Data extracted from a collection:
==============================

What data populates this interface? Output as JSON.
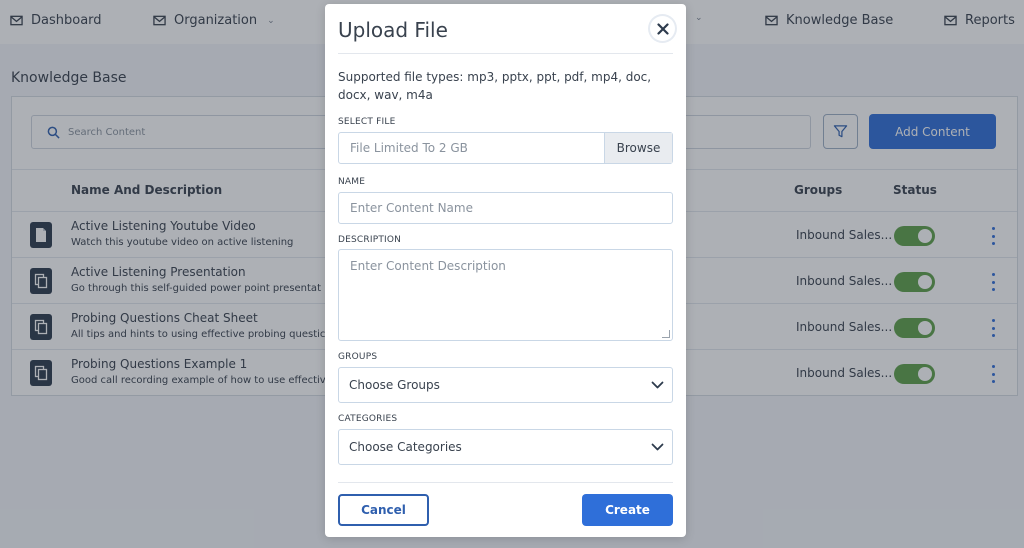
{
  "nav": {
    "items": [
      {
        "label": "Dashboard",
        "icon": "mail-icon"
      },
      {
        "label": "Organization",
        "icon": "mail-icon",
        "has_dropdown": true
      },
      {
        "label": "Knowledge Base",
        "icon": "mail-icon"
      },
      {
        "label": "Reports",
        "icon": "mail-icon"
      }
    ]
  },
  "page": {
    "title": "Knowledge Base",
    "search_placeholder": "Search Content",
    "add_button": "Add Content",
    "columns": {
      "name": "Name And Description",
      "groups": "Groups",
      "status": "Status"
    },
    "rows": [
      {
        "name": "Active Listening Youtube Video",
        "desc": "Watch this youtube video on active listening",
        "group": "Inbound Sales...",
        "icon": "file-icon",
        "enabled": true
      },
      {
        "name": "Active Listening Presentation",
        "desc": "Go through this self-guided power point presentat",
        "group": "Inbound Sales...",
        "icon": "copy-icon",
        "enabled": true
      },
      {
        "name": "Probing Questions Cheat Sheet",
        "desc": "All tips and hints to using effective probing questic",
        "group": "Inbound Sales...",
        "icon": "copy-icon",
        "enabled": true
      },
      {
        "name": "Probing Questions Example 1",
        "desc": "Good call recording example of how to use effective",
        "group": "Inbound Sales...",
        "icon": "copy-icon",
        "enabled": true
      }
    ]
  },
  "modal": {
    "title": "Upload File",
    "supported_types": "Supported file types: mp3, pptx, ppt, pdf, mp4, doc, docx, wav, m4a",
    "select_file": {
      "label": "SELECT FILE",
      "placeholder": "File Limited To 2 GB",
      "browse": "Browse"
    },
    "name": {
      "label": "NAME",
      "placeholder": "Enter Content Name"
    },
    "description": {
      "label": "DESCRIPTION",
      "placeholder": "Enter Content Description"
    },
    "groups": {
      "label": "GROUPS",
      "value": "Choose Groups"
    },
    "categories": {
      "label": "CATEGORIES",
      "value": "Choose Categories"
    },
    "cancel": "Cancel",
    "create": "Create"
  },
  "colors": {
    "primary": "#2f6fd9",
    "toggle_on": "#5ea04a",
    "text": "#39424e",
    "overlay": "rgba(40,48,60,0.38)"
  }
}
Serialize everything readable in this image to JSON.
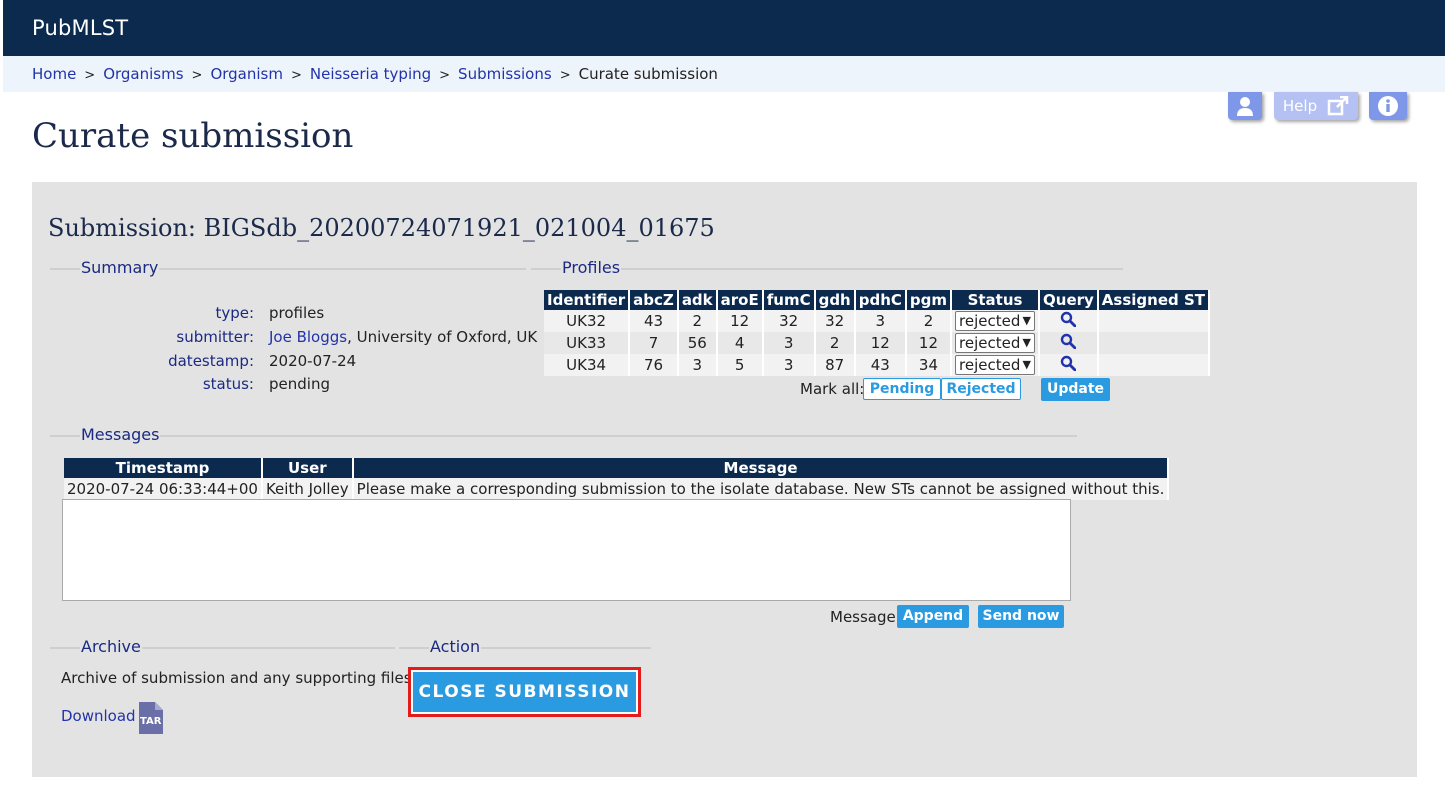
{
  "app": {
    "brand": "PubMLST"
  },
  "breadcrumb": [
    {
      "label": "Home"
    },
    {
      "label": "Organisms"
    },
    {
      "label": "Organism"
    },
    {
      "label": "Neisseria typing"
    },
    {
      "label": "Submissions"
    },
    {
      "label": "Curate submission"
    }
  ],
  "toolbar": {
    "help_label": "Help"
  },
  "page_title": "Curate submission",
  "submission_title": "Submission: BIGSdb_20200724071921_021004_01675",
  "summary": {
    "heading": "Summary",
    "type_label": "type:",
    "type_value": "profiles",
    "submitter_label": "submitter:",
    "submitter_name": "Joe Bloggs",
    "submitter_org": ", University of Oxford, UK",
    "datestamp_label": "datestamp:",
    "datestamp_value": "2020-07-24",
    "status_label": "status:",
    "status_value": "pending"
  },
  "profiles": {
    "heading": "Profiles",
    "columns": [
      "Identifier",
      "abcZ",
      "adk",
      "aroE",
      "fumC",
      "gdh",
      "pdhC",
      "pgm",
      "Status",
      "Query",
      "Assigned ST"
    ],
    "rows": [
      {
        "id": "UK32",
        "abcZ": "43",
        "adk": "2",
        "aroE": "12",
        "fumC": "32",
        "gdh": "32",
        "pdhC": "3",
        "pgm": "2",
        "status": "rejected",
        "assigned": ""
      },
      {
        "id": "UK33",
        "abcZ": "7",
        "adk": "56",
        "aroE": "4",
        "fumC": "3",
        "gdh": "2",
        "pdhC": "12",
        "pgm": "12",
        "status": "rejected",
        "assigned": ""
      },
      {
        "id": "UK34",
        "abcZ": "76",
        "adk": "3",
        "aroE": "5",
        "fumC": "3",
        "gdh": "87",
        "pdhC": "43",
        "pgm": "34",
        "status": "rejected",
        "assigned": ""
      }
    ],
    "mark_all_label": "Mark all:",
    "pending_label": "Pending",
    "rejected_label": "Rejected",
    "update_label": "Update"
  },
  "messages": {
    "heading": "Messages",
    "columns": [
      "Timestamp",
      "User",
      "Message"
    ],
    "rows": [
      {
        "timestamp": "2020-07-24 06:33:44+00",
        "user": "Keith Jolley",
        "message": "Please make a corresponding submission to the isolate database. New STs cannot be assigned without this."
      }
    ],
    "message_label": "Message:",
    "append_label": "Append",
    "send_label": "Send now"
  },
  "archive": {
    "heading": "Archive",
    "text": "Archive of submission and any supporting files:",
    "download_label": "Download",
    "file_badge": "TAR"
  },
  "action": {
    "heading": "Action",
    "close_label": "CLOSE SUBMISSION"
  },
  "colors": {
    "navy": "#0c2a4e",
    "accent": "#2a9be0",
    "link": "#2233aa",
    "highlight": "#e31b1b"
  }
}
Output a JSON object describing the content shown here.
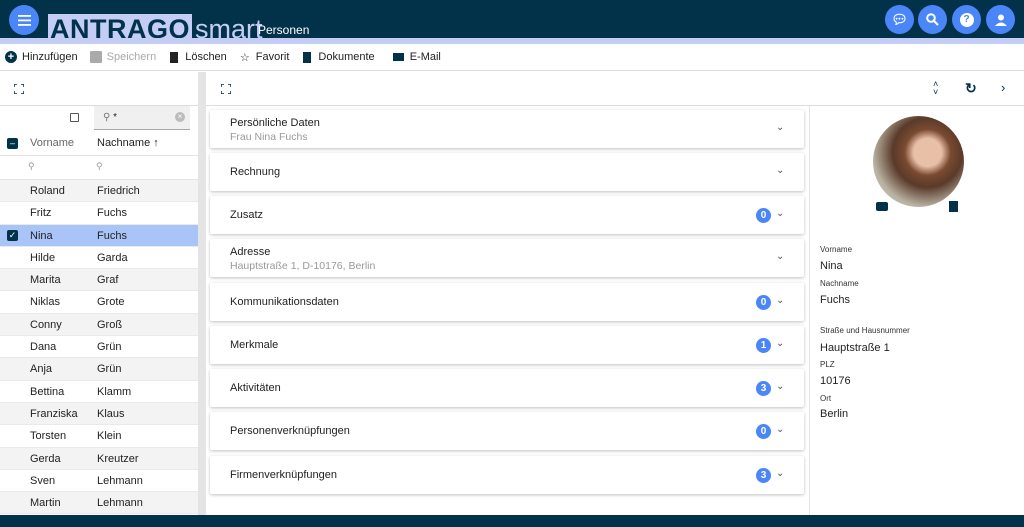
{
  "header": {
    "logo_main": "ANTRAGO",
    "logo_suffix": "smart",
    "module": "Personen",
    "colors": {
      "bar": "#01324a",
      "accent": "#4a86f7",
      "band": "#c3cdf6"
    }
  },
  "toolbar": {
    "add": "Hinzufügen",
    "save": "Speichern",
    "delete": "Löschen",
    "favorite": "Favorit",
    "documents": "Dokumente",
    "email": "E-Mail"
  },
  "list": {
    "search_value": "*",
    "col_first": "Vorname",
    "col_last": "Nachname",
    "sort_indicator": "↑",
    "rows": [
      [
        "Roland",
        "Friedrich"
      ],
      [
        "Fritz",
        "Fuchs"
      ],
      [
        "Nina",
        "Fuchs"
      ],
      [
        "Hilde",
        "Garda"
      ],
      [
        "Marita",
        "Graf"
      ],
      [
        "Niklas",
        "Grote"
      ],
      [
        "Conny",
        "Groß"
      ],
      [
        "Dana",
        "Grün"
      ],
      [
        "Anja",
        "Grün"
      ],
      [
        "Bettina",
        "Klamm"
      ],
      [
        "Franziska",
        "Klaus"
      ],
      [
        "Torsten",
        "Klein"
      ],
      [
        "Gerda",
        "Kreutzer"
      ],
      [
        "Sven",
        "Lehmann"
      ],
      [
        "Martin",
        "Lehmann"
      ]
    ],
    "selected_index": 2
  },
  "sections": [
    {
      "title": "Persönliche Daten",
      "subtitle": "Frau Nina Fuchs"
    },
    {
      "title": "Rechnung"
    },
    {
      "title": "Zusatz",
      "badge": "0"
    },
    {
      "title": "Adresse",
      "subtitle": "Hauptstraße 1, D-10176, Berlin"
    },
    {
      "title": "Kommunikationsdaten",
      "badge": "0"
    },
    {
      "title": "Merkmale",
      "badge": "1"
    },
    {
      "title": "Aktivitäten",
      "badge": "3"
    },
    {
      "title": "Personenverknüpfungen",
      "badge": "0"
    },
    {
      "title": "Firmenverknüpfungen",
      "badge": "3"
    }
  ],
  "detail": {
    "fields": [
      {
        "label": "Vorname",
        "value": "Nina"
      },
      {
        "label": "Nachname",
        "value": "Fuchs"
      },
      {
        "label": "Straße und Hausnummer",
        "value": "Hauptstraße 1"
      },
      {
        "label": "PLZ",
        "value": "10176"
      },
      {
        "label": "Ort",
        "value": "Berlin"
      }
    ]
  }
}
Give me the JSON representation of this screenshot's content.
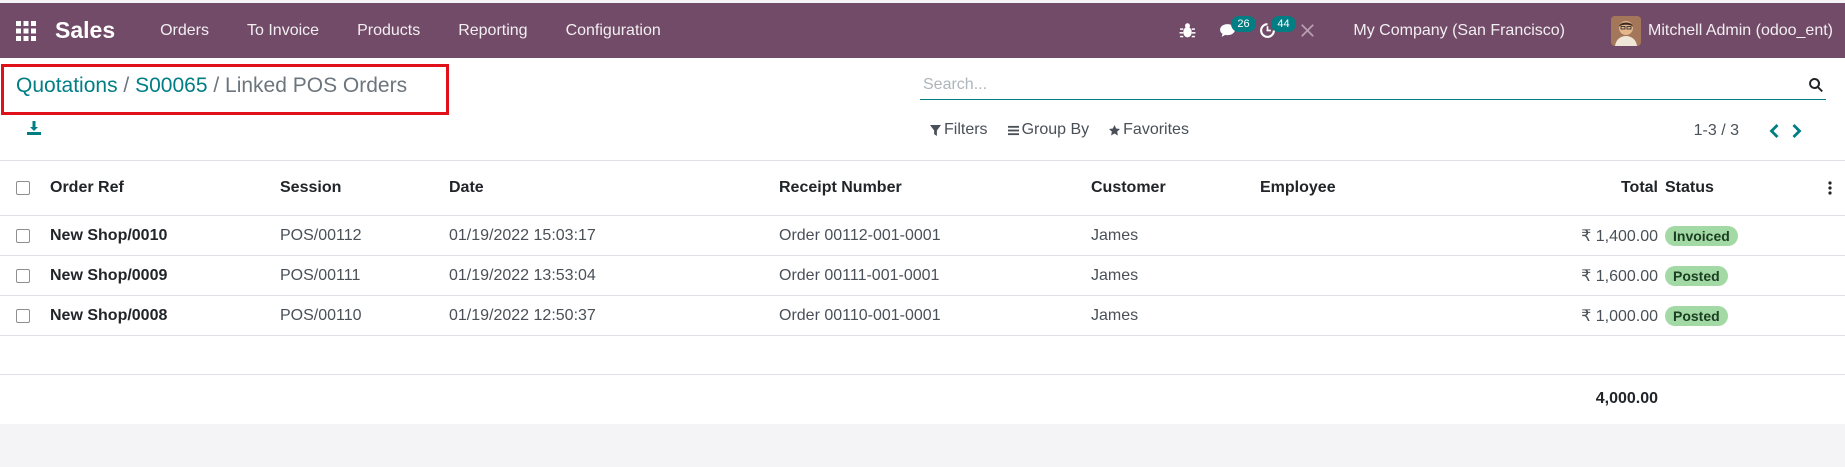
{
  "nav": {
    "app_name": "Sales",
    "menu": [
      "Orders",
      "To Invoice",
      "Products",
      "Reporting",
      "Configuration"
    ],
    "messages_count": "26",
    "activities_count": "44",
    "company": "My Company (San Francisco)",
    "user": "Mitchell Admin (odoo_ent)"
  },
  "breadcrumb": {
    "item1": "Quotations",
    "sep1": " / ",
    "item2": "S00065",
    "sep2": " / ",
    "current": "Linked POS Orders"
  },
  "search": {
    "placeholder": "Search..."
  },
  "filters": {
    "filters_label": "Filters",
    "group_by_label": "Group By",
    "favorites_label": "Favorites"
  },
  "pager": {
    "value": "1-3 / 3"
  },
  "table": {
    "headers": {
      "order_ref": "Order Ref",
      "session": "Session",
      "date": "Date",
      "receipt": "Receipt Number",
      "customer": "Customer",
      "employee": "Employee",
      "total": "Total",
      "status": "Status"
    },
    "rows": [
      {
        "order_ref": "New Shop/0010",
        "session": "POS/00112",
        "date": "01/19/2022 15:03:17",
        "receipt": "Order 00112-001-0001",
        "customer": "James",
        "employee": "",
        "total": "₹ 1,400.00",
        "status": "Invoiced"
      },
      {
        "order_ref": "New Shop/0009",
        "session": "POS/00111",
        "date": "01/19/2022 13:53:04",
        "receipt": "Order 00111-001-0001",
        "customer": "James",
        "employee": "",
        "total": "₹ 1,600.00",
        "status": "Posted"
      },
      {
        "order_ref": "New Shop/0008",
        "session": "POS/00110",
        "date": "01/19/2022 12:50:37",
        "receipt": "Order 00110-001-0001",
        "customer": "James",
        "employee": "",
        "total": "₹ 1,000.00",
        "status": "Posted"
      }
    ],
    "grand_total": "4,000.00"
  },
  "colors": {
    "brand": "#714b67",
    "accent": "#017e84",
    "highlight_box": "#e0101a",
    "status_badge": "#a3d9a5"
  },
  "icons": [
    "apps-grid-icon",
    "bug-icon",
    "chat-icon",
    "activity-clock-icon",
    "tools-icon",
    "download-icon",
    "search-icon",
    "filter-icon",
    "group-by-icon",
    "star-icon",
    "chevron-left-icon",
    "chevron-right-icon",
    "kebab-icon"
  ]
}
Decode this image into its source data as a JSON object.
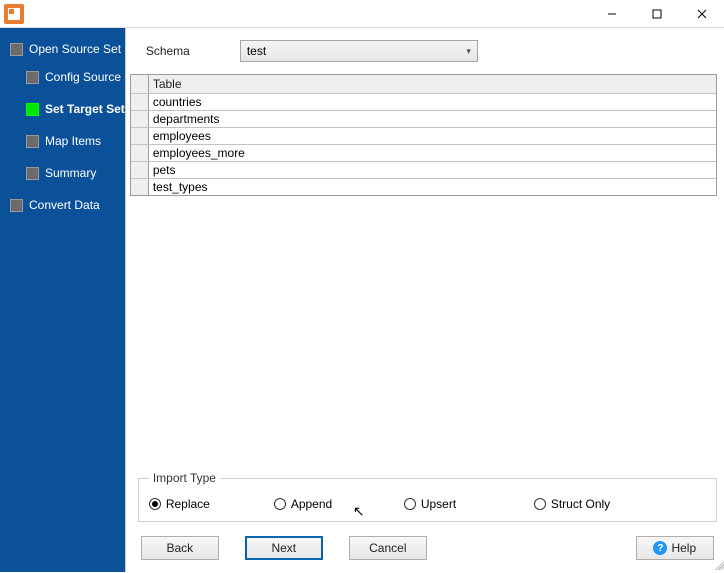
{
  "sidebar": {
    "items": [
      {
        "label": "Open Source Set",
        "level": 1,
        "active": false
      },
      {
        "label": "Config Source",
        "level": 2,
        "active": false
      },
      {
        "label": "Set Target Set",
        "level": 2,
        "active": true
      },
      {
        "label": "Map Items",
        "level": 2,
        "active": false
      },
      {
        "label": "Summary",
        "level": 2,
        "active": false
      },
      {
        "label": "Convert Data",
        "level": 1,
        "active": false
      }
    ]
  },
  "schema": {
    "label": "Schema",
    "value": "test"
  },
  "table": {
    "header": "Table",
    "rows": [
      "countries",
      "departments",
      "employees",
      "employees_more",
      "pets",
      "test_types"
    ]
  },
  "import_type": {
    "legend": "Import Type",
    "options": [
      {
        "label": "Replace",
        "selected": true
      },
      {
        "label": "Append",
        "selected": false
      },
      {
        "label": "Upsert",
        "selected": false
      },
      {
        "label": "Struct Only",
        "selected": false
      }
    ]
  },
  "buttons": {
    "back": "Back",
    "next": "Next",
    "cancel": "Cancel",
    "help": "Help"
  }
}
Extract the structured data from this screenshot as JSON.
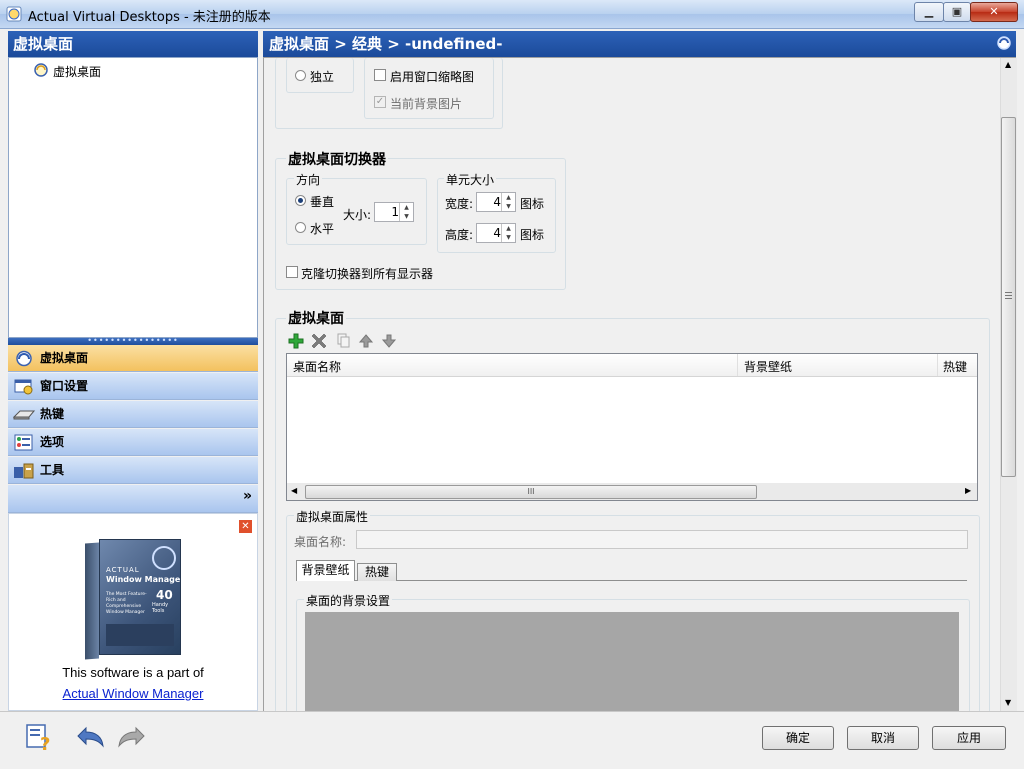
{
  "window": {
    "title": "Actual Virtual Desktops - 未注册的版本",
    "minimize": "▁",
    "maximize": "▣",
    "close": "✕"
  },
  "left": {
    "header": "虚拟桌面",
    "tree": [
      {
        "label": "虚拟桌面"
      }
    ],
    "splitter": "••••••••••••••••",
    "nav": [
      {
        "label": "虚拟桌面",
        "icon": "virtual-desktop-icon",
        "active": true
      },
      {
        "label": "窗口设置",
        "icon": "window-settings-icon",
        "active": false
      },
      {
        "label": "热键",
        "icon": "keyboard-icon",
        "active": false
      },
      {
        "label": "选项",
        "icon": "options-icon",
        "active": false
      },
      {
        "label": "工具",
        "icon": "tools-icon",
        "active": false
      }
    ],
    "more": "»",
    "promo": {
      "close": "✕",
      "text": "This software is a part of",
      "link": "Actual Window Manager",
      "box_brand": "ACTUAL",
      "box_title": "Window Manager",
      "box_sub": "The Most Feature-Rich and Comprehensive Window Manager",
      "box_count": "40",
      "box_count_label": "Handy Tools"
    }
  },
  "right": {
    "breadcrumb": "虚拟桌面 > 经典 > -undefined-",
    "top": {
      "radio_independent": "独立",
      "enable_thumb": "启用窗口缩略图",
      "current_bg": "当前背景图片"
    },
    "switcher": {
      "title": "虚拟桌面切换器",
      "direction_title": "方向",
      "vertical": "垂直",
      "horizontal": "水平",
      "size_label": "大小:",
      "size_value": "1",
      "cell_title": "单元大小",
      "width_label": "宽度:",
      "width_value": "4",
      "width_unit": "图标",
      "height_label": "高度:",
      "height_value": "4",
      "height_unit": "图标",
      "clone_label": "克隆切换器到所有显示器"
    },
    "desktops": {
      "title": "虚拟桌面",
      "columns": [
        "桌面名称",
        "背景壁纸",
        "热键"
      ],
      "scroll_grip": "III",
      "props_title": "虚拟桌面属性",
      "name_label": "桌面名称:",
      "name_value": "",
      "tabs": [
        "背景壁纸",
        "热键"
      ],
      "bg_title": "桌面的背景设置"
    }
  },
  "buttons": {
    "ok": "确定",
    "cancel": "取消",
    "apply": "应用"
  },
  "colors": {
    "header_blue": "#1b4a9a",
    "active_nav": "#f3c15e",
    "link": "#0b23d0"
  }
}
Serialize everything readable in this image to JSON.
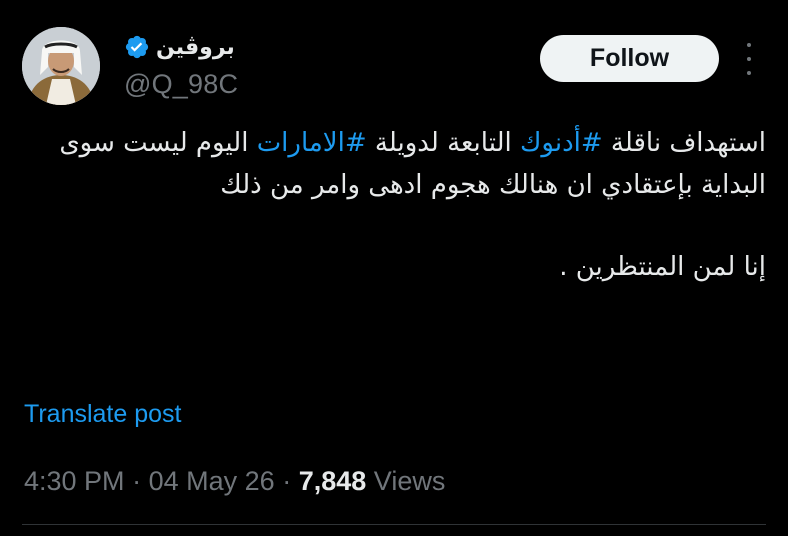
{
  "author": {
    "display_name": "بروڤين",
    "handle": "@Q_98C",
    "verified": true
  },
  "follow_label": "Follow",
  "post": {
    "line1_pre": "استهداف ناقلة ",
    "hashtag1": "#أدنوك",
    "line1_mid": " التابعة لدويلة ",
    "hashtag2": "#الامارات",
    "line1_post": " اليوم ليست سوى البداية بإعتقادي ان هنالك هجوم ادهى وامر من ذلك",
    "line2": "إنا لمن المنتظرين ."
  },
  "translate_label": "Translate post",
  "meta": {
    "time": "4:30 PM",
    "separator": "·",
    "date": "04 May 26",
    "views_count": "7,848",
    "views_label": "Views"
  },
  "colors": {
    "background": "#000000",
    "link": "#1d9bf0",
    "muted": "#71767b",
    "text": "#e7e9ea"
  },
  "icons": {
    "verified": "verified-badge-icon",
    "more": "more-vertical-icon"
  }
}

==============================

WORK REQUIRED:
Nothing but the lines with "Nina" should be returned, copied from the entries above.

OUTPUT OF THE TASK:
        "Nina",
      "subtitle": "Frau Nina Fuchs"
        "value": "Nina"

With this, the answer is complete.